BRIEF: What you return must match the records below exactly, apart from the omitted pictures.

SUPPLIED MATERIAL:
◇ ◇ ◇ ◇ ◇ ◇ ◇

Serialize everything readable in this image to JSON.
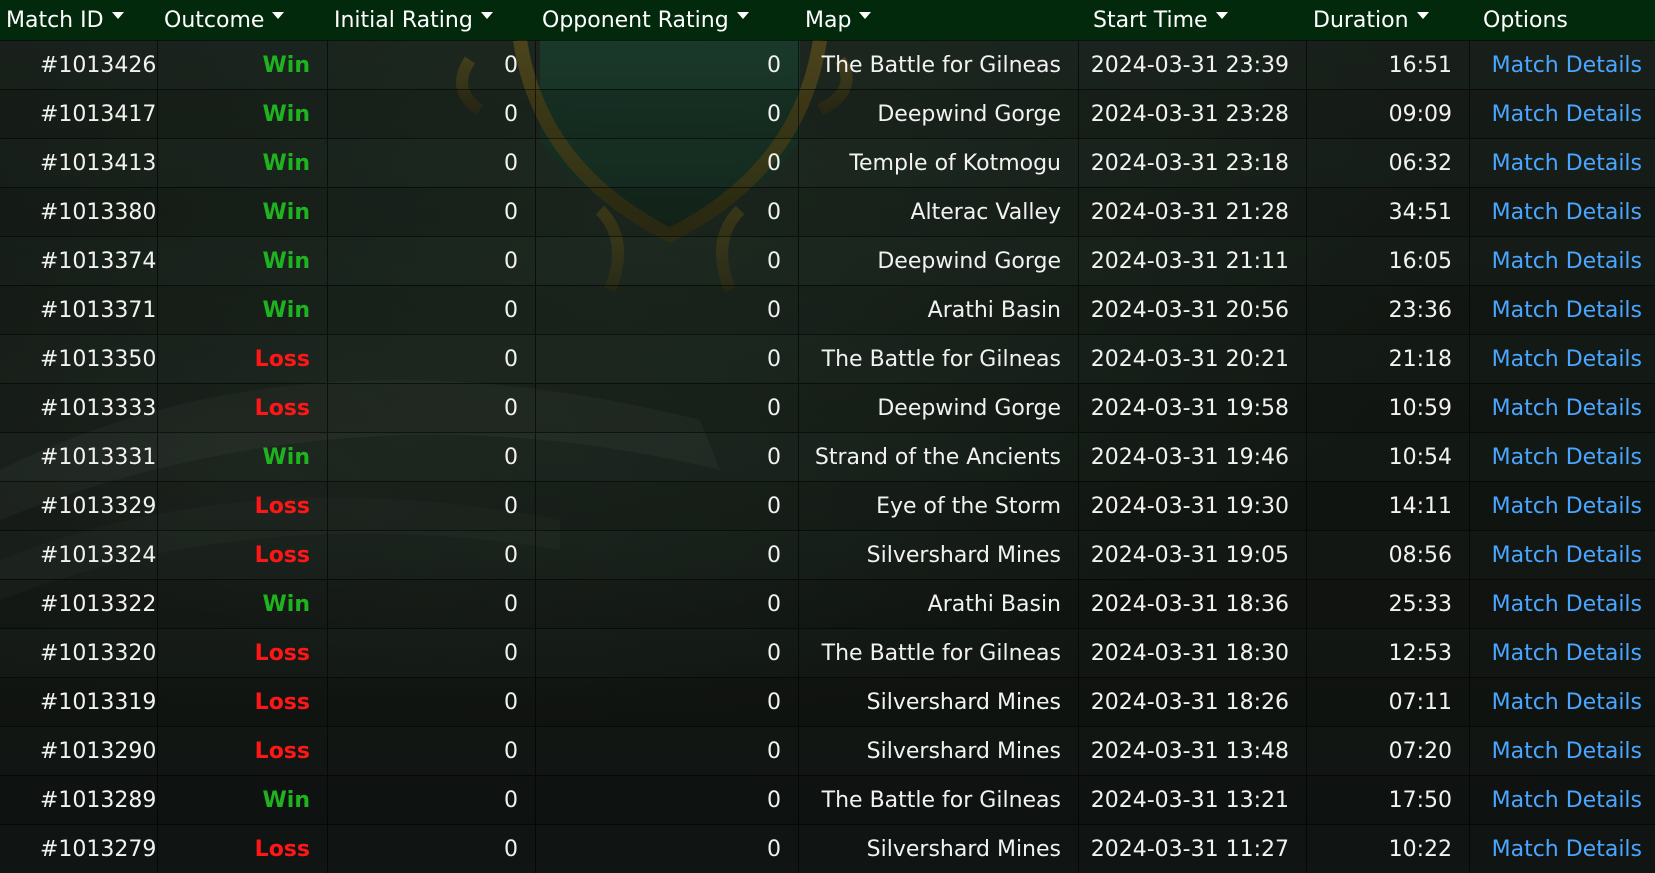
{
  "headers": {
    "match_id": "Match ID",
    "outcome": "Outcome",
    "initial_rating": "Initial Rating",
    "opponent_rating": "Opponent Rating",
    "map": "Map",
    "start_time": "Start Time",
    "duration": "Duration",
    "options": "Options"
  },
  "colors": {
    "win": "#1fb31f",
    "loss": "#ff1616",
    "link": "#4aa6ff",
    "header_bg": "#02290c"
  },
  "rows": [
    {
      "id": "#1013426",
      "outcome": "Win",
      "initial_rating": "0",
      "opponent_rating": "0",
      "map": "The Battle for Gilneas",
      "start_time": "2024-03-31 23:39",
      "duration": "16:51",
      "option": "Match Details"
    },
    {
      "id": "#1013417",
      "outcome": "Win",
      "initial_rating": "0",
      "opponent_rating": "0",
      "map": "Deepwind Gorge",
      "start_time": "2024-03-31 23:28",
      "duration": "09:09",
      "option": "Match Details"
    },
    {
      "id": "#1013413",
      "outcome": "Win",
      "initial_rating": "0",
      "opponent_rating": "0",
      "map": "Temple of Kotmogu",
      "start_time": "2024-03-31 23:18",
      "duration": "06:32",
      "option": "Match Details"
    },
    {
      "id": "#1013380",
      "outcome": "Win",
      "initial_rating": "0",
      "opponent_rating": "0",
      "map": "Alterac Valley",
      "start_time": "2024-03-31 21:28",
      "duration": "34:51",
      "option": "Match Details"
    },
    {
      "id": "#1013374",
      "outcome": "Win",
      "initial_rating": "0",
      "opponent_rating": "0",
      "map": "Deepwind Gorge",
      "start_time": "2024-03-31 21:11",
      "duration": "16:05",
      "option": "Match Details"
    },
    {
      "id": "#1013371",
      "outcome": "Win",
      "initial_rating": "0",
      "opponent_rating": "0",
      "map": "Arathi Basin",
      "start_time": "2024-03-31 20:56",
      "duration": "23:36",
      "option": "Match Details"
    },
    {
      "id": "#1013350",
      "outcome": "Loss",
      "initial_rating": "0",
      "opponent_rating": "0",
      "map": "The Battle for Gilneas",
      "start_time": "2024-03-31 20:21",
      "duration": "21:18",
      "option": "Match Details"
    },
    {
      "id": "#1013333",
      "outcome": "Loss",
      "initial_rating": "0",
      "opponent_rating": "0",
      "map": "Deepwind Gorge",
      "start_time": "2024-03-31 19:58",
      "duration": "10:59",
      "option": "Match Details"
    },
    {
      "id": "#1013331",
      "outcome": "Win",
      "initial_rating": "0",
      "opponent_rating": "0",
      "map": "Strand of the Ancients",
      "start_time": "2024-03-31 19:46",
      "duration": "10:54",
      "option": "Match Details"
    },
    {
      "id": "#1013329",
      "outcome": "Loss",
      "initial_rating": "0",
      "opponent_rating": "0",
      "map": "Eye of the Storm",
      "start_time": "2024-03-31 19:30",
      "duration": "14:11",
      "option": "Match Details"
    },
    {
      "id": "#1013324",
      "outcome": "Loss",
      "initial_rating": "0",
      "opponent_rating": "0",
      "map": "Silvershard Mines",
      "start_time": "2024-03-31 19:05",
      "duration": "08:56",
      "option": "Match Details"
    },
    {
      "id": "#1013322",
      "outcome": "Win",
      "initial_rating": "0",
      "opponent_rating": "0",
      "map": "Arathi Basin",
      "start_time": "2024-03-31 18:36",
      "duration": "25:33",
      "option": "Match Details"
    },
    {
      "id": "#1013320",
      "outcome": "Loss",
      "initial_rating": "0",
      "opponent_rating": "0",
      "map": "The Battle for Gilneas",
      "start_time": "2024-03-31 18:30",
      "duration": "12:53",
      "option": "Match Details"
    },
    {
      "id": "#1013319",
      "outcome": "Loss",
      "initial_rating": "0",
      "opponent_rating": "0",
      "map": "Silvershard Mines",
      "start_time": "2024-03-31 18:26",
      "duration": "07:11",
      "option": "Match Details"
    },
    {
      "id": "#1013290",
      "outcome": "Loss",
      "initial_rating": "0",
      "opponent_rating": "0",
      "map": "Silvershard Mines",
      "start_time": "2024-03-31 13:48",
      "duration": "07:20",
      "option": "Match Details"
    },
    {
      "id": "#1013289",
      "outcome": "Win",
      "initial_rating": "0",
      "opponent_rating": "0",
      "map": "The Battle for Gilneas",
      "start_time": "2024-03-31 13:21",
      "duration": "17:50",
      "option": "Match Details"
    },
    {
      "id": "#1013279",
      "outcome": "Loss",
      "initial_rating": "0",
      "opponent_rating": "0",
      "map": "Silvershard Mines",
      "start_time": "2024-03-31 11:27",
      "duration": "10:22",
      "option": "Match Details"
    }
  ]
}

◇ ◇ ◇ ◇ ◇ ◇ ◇

TASK SOLUTION:
Serialize everything readable in this image to JSON.
{
  "headers": {
    "match_id": "Match ID",
    "outcome": "Outcome",
    "initial_rating": "Initial Rating",
    "opponent_rating": "Opponent Rating",
    "map": "Map",
    "start_time": "Start Time",
    "duration": "Duration",
    "options": "Options"
  },
  "colors": {
    "win": "#1fb31f",
    "loss": "#ff1616",
    "link": "#4aa6ff",
    "header_bg": "#02290c"
  },
  "rows": [
    {
      "id": "#1013426",
      "outcome": "Win",
      "initial_rating": "0",
      "opponent_rating": "0",
      "map": "The Battle for Gilneas",
      "start_time": "2024-03-31 23:39",
      "duration": "16:51",
      "option": "Match Details"
    },
    {
      "id": "#1013417",
      "outcome": "Win",
      "initial_rating": "0",
      "opponent_rating": "0",
      "map": "Deepwind Gorge",
      "start_time": "2024-03-31 23:28",
      "duration": "09:09",
      "option": "Match Details"
    },
    {
      "id": "#1013413",
      "outcome": "Win",
      "initial_rating": "0",
      "opponent_rating": "0",
      "map": "Temple of Kotmogu",
      "start_time": "2024-03-31 23:18",
      "duration": "06:32",
      "option": "Match Details"
    },
    {
      "id": "#1013380",
      "outcome": "Win",
      "initial_rating": "0",
      "opponent_rating": "0",
      "map": "Alterac Valley",
      "start_time": "2024-03-31 21:28",
      "duration": "34:51",
      "option": "Match Details"
    },
    {
      "id": "#1013374",
      "outcome": "Win",
      "initial_rating": "0",
      "opponent_rating": "0",
      "map": "Deepwind Gorge",
      "start_time": "2024-03-31 21:11",
      "duration": "16:05",
      "option": "Match Details"
    },
    {
      "id": "#1013371",
      "outcome": "Win",
      "initial_rating": "0",
      "opponent_rating": "0",
      "map": "Arathi Basin",
      "start_time": "2024-03-31 20:56",
      "duration": "23:36",
      "option": "Match Details"
    },
    {
      "id": "#1013350",
      "outcome": "Loss",
      "initial_rating": "0",
      "opponent_rating": "0",
      "map": "The Battle for Gilneas",
      "start_time": "2024-03-31 20:21",
      "duration": "21:18",
      "option": "Match Details"
    },
    {
      "id": "#1013333",
      "outcome": "Loss",
      "initial_rating": "0",
      "opponent_rating": "0",
      "map": "Deepwind Gorge",
      "start_time": "2024-03-31 19:58",
      "duration": "10:59",
      "option": "Match Details"
    },
    {
      "id": "#1013331",
      "outcome": "Win",
      "initial_rating": "0",
      "opponent_rating": "0",
      "map": "Strand of the Ancients",
      "start_time": "2024-03-31 19:46",
      "duration": "10:54",
      "option": "Match Details"
    },
    {
      "id": "#1013329",
      "outcome": "Loss",
      "initial_rating": "0",
      "opponent_rating": "0",
      "map": "Eye of the Storm",
      "start_time": "2024-03-31 19:30",
      "duration": "14:11",
      "option": "Match Details"
    },
    {
      "id": "#1013324",
      "outcome": "Loss",
      "initial_rating": "0",
      "opponent_rating": "0",
      "map": "Silvershard Mines",
      "start_time": "2024-03-31 19:05",
      "duration": "08:56",
      "option": "Match Details"
    },
    {
      "id": "#1013322",
      "outcome": "Win",
      "initial_rating": "0",
      "opponent_rating": "0",
      "map": "Arathi Basin",
      "start_time": "2024-03-31 18:36",
      "duration": "25:33",
      "option": "Match Details"
    },
    {
      "id": "#1013320",
      "outcome": "Loss",
      "initial_rating": "0",
      "opponent_rating": "0",
      "map": "The Battle for Gilneas",
      "start_time": "2024-03-31 18:30",
      "duration": "12:53",
      "option": "Match Details"
    },
    {
      "id": "#1013319",
      "outcome": "Loss",
      "initial_rating": "0",
      "opponent_rating": "0",
      "map": "Silvershard Mines",
      "start_time": "2024-03-31 18:26",
      "duration": "07:11",
      "option": "Match Details"
    },
    {
      "id": "#1013290",
      "outcome": "Loss",
      "initial_rating": "0",
      "opponent_rating": "0",
      "map": "Silvershard Mines",
      "start_time": "2024-03-31 13:48",
      "duration": "07:20",
      "option": "Match Details"
    },
    {
      "id": "#1013289",
      "outcome": "Win",
      "initial_rating": "0",
      "opponent_rating": "0",
      "map": "The Battle for Gilneas",
      "start_time": "2024-03-31 13:21",
      "duration": "17:50",
      "option": "Match Details"
    },
    {
      "id": "#1013279",
      "outcome": "Loss",
      "initial_rating": "0",
      "opponent_rating": "0",
      "map": "Silvershard Mines",
      "start_time": "2024-03-31 11:27",
      "duration": "10:22",
      "option": "Match Details"
    }
  ]
}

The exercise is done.